“The costs of these technologies have changed since we conducted the study and will continue doing so,” Sioshansi said. “These changes certainly will lead to changes in the magnitude of the costs that are reported in the results. However, the relative cost differences will remain.” In other words, “I do not expect that the headline finding that carbon pricing is more efficient than the other policy mechanisms would change.”

Likewise, while local opposition can cause delays in various types of generation being built, “I doubt these types of delays would be more prevalent under one policy scenario compared to another,” Sioshansi said.


Public support for a carbon tax appears to be growing despite others’ doubts about its political chances for success, suggested Stefano Carattini, an economist at Georgia State University in Atlanta. In 2019, he and researchers at the CICERO Center for International Climate Research in Norway surveyed people in five countries about the acceptability of a global carbon tax.

Three proposals got support from a majority of those surveyed in the United States, Australia, India, South Africa and the United Kingdom. The first two plans called for lowering income taxes or redistributing benefits to each citizen. Both could be achieved through so-called harmonized carbon taxes, which would work somewhat similarly to the way the United States distributed COVID-19 assistance checks last year.

The third proposal that got majority support in all five countries would earmark funds for climate change mitigation programs in all countries. That approach would require international agreement on a global carbon tax. The group shared its analysis in the journal Nature in 2019.

Since then, “there’s quite a bit of momentum behind carbon pricing,” Carattini said. “Carbon pricing is the most cost-effective, or some people would say efficient, way to reduce greenhouse gas emissions.”

An advantage of harmonized carbon taxes is that they could offset what might otherwise be regressive impacts, Carattini noted, because far more people are in lower tax brackets.
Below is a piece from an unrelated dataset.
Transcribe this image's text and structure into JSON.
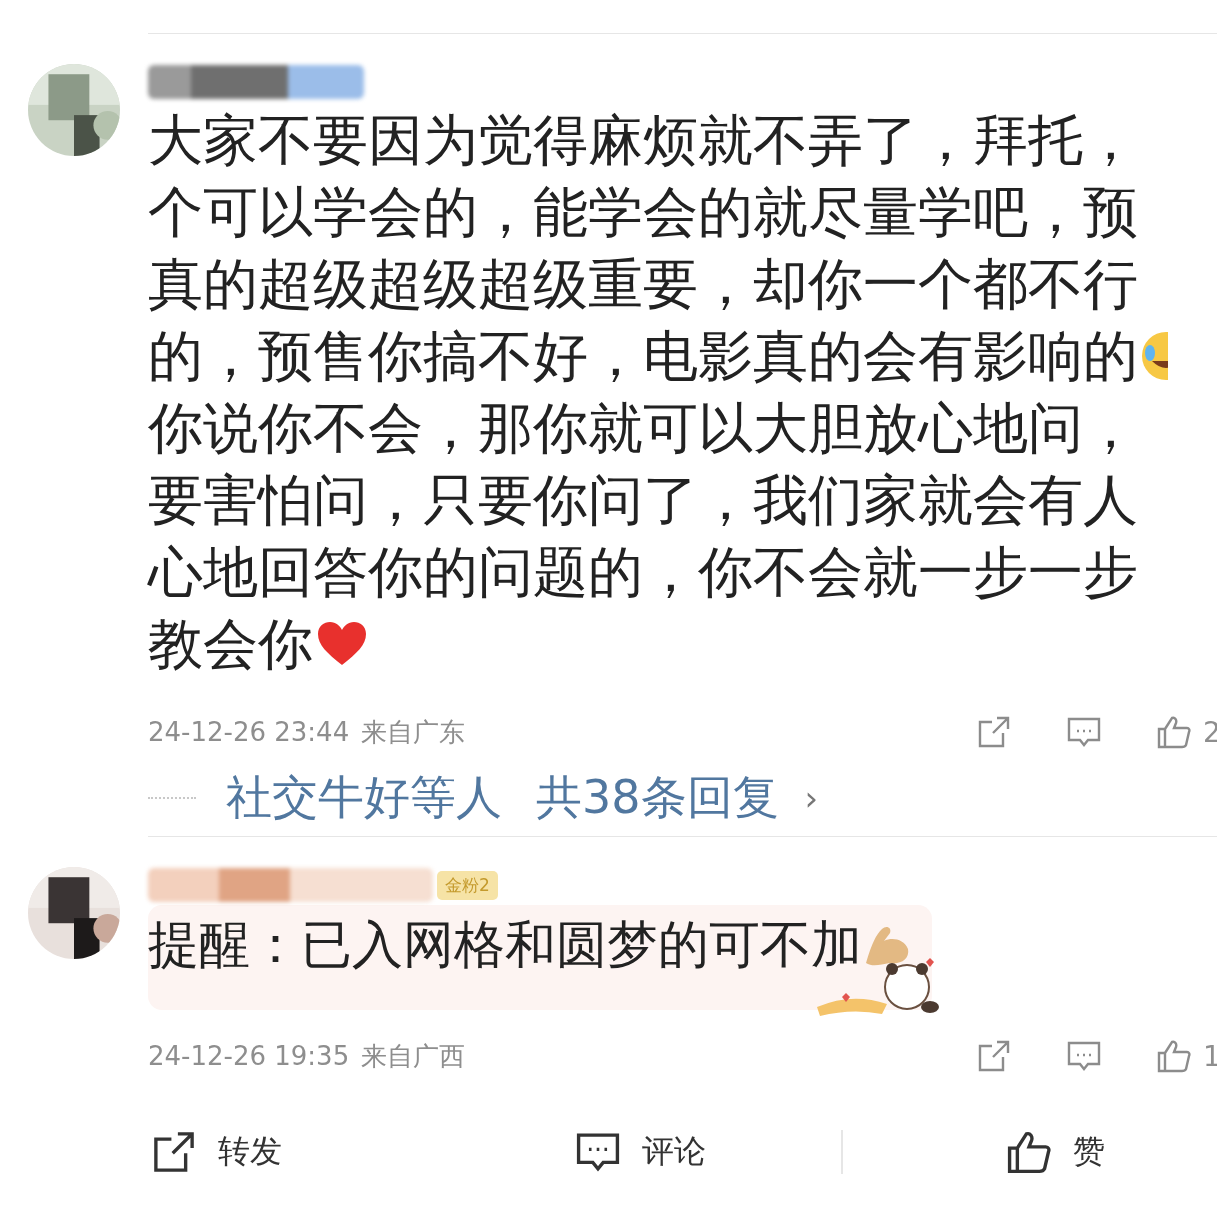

He also pointed to the example of Canada, which began revenue-neutral carbon pricing in 2019.

Early projections from the Canadian government showed that 70% of people would get more back from the carbon tax than the extra costs paid for electricity, with savings to increase over time as the carbon tax goes up. So most people are “actually getting richer thanks to the carbon tax,” Carattini said.

More businesses appear to be coming around to the concept of a carbon tax as well. In September the Business Roundtable announced support for carbon pricing. And earlier this month, a draft statement from the American Petroleum Institute suggested the organization might “support economy-wide carbon pricing as the primary government climate policy instrument to reduce CO2 emissions while helping keep energy affordable, instead of mandates or prescriptive regulatory action.”

Prescriptive regulatory action, such as emissions limits, also can have the effect of driving innovation and causing shifts in the market, Wamsted said. That technology-forcing approach drove innovation after the 1990 amendments to the Clean Air Act were passed, he noted. More recently, the growth in renewable generation nationwide has encouraged growth in the battery storage market, he added.

In any case, scientists have warned about mounting risks as climate change continues. And the Biden administration has made clear that dealing with climate change is a priority. It remains to be seen what policies the administration actually proposes and can get passed through Congress.

Until now, though, “the things that we have political willingness to do to address climate change are the most inefficient ways from a policy perspective of doing it,” Sioshansi said. “The thing that would be much less expensive, we are not willing to do. Politics are getting in the way of doing this most cost-effectively.”

Kathi is the author of 25 books and more than 600 articles, and writes often on science and policy issues. In addition to her journalism career, Kathi is an alumna of Harvard Law School and has spent 15 years practicing law. She is a member of the Society of Environmental Journalists and the National Association of Science Writers. Kathi covers the state of Ohio.